Starting out in the early 1990s with my PhD, I looked up to a number of the “big guys” in the field, one of whom was Rik

Huiskes. He was an editor of Journal of Biomechanics at the time, and had written some of the best papers in what had been my dissertation topic, finite element analysis of total hip replacements. In my mind, this guy was a superstar! I remember seeing

Rik while he was boarding a plane (he was with his family on the way to ORS). I recognized him—we had been introduced very briefly once before—but I was too shy to say anything to him, and he, not recognizing me and presumably pre-occupied with his family, looked right through me. So much for that. But shortly later I actually met him. And he was so nice and friendly, and so genuinely interested in my work. All the young crowd wanted to hear what

Rik had to say about their work, and he always generously engaged in what was always an insightful discussion. And then there were the beers and stories and fun times. Rik was an incredible role model to all us young crowd back then. And he still is. The topic of this paper is right out of his playbook. - TMK

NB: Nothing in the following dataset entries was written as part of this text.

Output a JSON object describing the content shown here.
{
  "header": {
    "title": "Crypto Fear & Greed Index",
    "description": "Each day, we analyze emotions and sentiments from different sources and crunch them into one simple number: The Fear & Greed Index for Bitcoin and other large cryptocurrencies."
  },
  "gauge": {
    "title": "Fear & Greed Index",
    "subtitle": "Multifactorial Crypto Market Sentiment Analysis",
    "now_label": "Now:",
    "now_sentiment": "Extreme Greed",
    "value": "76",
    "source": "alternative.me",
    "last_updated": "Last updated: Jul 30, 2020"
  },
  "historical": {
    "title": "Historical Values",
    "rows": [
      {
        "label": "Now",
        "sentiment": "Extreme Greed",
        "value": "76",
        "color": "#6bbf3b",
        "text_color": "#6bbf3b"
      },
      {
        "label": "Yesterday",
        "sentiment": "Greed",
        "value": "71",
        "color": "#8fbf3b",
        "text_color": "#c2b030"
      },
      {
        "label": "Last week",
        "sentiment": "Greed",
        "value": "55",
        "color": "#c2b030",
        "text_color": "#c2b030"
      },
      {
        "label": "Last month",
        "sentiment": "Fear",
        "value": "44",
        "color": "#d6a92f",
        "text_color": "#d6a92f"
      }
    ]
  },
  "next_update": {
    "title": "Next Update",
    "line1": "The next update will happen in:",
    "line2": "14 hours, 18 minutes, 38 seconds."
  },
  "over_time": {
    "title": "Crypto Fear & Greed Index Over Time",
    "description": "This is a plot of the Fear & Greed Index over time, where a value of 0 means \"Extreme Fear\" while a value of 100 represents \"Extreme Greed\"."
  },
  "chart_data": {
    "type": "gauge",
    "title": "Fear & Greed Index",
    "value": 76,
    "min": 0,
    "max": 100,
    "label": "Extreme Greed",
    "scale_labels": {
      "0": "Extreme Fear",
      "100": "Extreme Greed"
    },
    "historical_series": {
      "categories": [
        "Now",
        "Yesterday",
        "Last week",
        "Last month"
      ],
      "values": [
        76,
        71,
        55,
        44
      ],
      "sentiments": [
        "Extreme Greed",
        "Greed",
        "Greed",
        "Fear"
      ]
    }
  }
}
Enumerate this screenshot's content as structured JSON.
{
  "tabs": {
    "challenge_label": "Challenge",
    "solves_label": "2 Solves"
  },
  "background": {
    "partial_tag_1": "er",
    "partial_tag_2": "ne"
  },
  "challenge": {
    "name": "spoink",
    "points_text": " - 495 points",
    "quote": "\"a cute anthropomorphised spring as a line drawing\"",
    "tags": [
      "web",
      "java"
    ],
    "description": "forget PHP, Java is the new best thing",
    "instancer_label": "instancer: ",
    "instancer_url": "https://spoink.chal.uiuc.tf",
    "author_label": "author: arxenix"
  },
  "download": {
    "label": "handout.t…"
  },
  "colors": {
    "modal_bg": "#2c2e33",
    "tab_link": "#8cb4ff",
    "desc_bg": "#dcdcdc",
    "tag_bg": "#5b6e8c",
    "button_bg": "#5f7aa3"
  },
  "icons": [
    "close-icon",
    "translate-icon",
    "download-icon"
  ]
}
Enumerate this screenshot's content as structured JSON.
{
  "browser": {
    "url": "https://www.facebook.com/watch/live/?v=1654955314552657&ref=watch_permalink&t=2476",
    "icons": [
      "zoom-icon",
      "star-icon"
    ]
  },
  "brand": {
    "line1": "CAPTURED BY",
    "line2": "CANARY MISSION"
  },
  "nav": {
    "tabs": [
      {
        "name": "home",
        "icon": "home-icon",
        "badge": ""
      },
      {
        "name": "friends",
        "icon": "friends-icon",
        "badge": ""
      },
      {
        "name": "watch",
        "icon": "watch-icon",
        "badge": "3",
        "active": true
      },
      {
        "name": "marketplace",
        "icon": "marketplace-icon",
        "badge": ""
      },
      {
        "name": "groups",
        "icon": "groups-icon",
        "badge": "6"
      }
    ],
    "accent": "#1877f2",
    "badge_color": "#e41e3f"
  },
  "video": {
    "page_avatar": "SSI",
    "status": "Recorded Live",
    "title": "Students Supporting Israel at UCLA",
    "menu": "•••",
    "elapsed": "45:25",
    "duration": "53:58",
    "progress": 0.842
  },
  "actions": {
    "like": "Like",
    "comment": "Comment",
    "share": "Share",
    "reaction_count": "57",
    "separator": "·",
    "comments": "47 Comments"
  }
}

A fundamental but poorly understood structure–function issue in both basic-science and clinical biomechanics is the relative role of the cortical and trabecular bone in the load-carrying capacity of the proximal femur, particularly in the femoral neck. Cadaver studies have reported that both cortical bone geometry (Bousson et al., 2006) and trabecular bone density (Lang et al., 1997), as measured with quantitative computed tomography (CT), are strongly associated with femoral strength. However, views diverge as to the relative contributions of the cortical and trabecular compartments to overall femoral strength (Bouxsein and Fajardo, 2005; Mayhew et al., 2005; Turner, 2005). Whereas, some have reported that the contribution of the trabecular bone to the strength of the femoral neck is only marginal (Holzer et al., 2009; Koivumaki et al., 2012), others have suggested that both cortical and trabecular bone work in synergy (Manske et al., 2009; Nawathe et al., 2014; Riggs et al., 2004). Using finite element

Contents lists available at ScienceDirect journal homepage:

Journal of Biomechanics 0021-9290/& 2014 Elsevier Ltd. All rights reserved. ☆Funding source: National Science Foundation via XSEDE TG-MCA00N019. n Corresponding author at: 6175 Etcheverry Hall, University of California, Berkeley, CA 94720-1740, USA. Tel.: þ1 510 642 8017; fax: þ1 510 642 6163.

E-mail address: (T.M. Keaveny).

Journal of Biomechanics 48 (2015) 816–822 analysis, Lotz et al. (1995) estimated that the cortical bone supports approximately 50% of the load at the mid-neck and 96% of the load at the proximal end of the neck, during both normal gait and a sideways fall on the greater trochanter. However, that analysis included only one bone, and its limited spatial resolution prevented a realistic description of the true cortical thickness. Addressing the need for higher resolution, more recent investigations developed more mechanistically correct models (Nawathe et al., 2014; Verhulp et al., 2008); however, these investigations have not yet focused on quantifying load-sharing between the cortical and trabecular bone.

Thus, the overall goal of this study was to elucidate how load is shared between the cortical and trabecular bone in the human femoral neck, accounting for real bone microstructure, multiple bones, and different loading conditions. 2. Materials and methods 2.1. Specimen preparation and imaging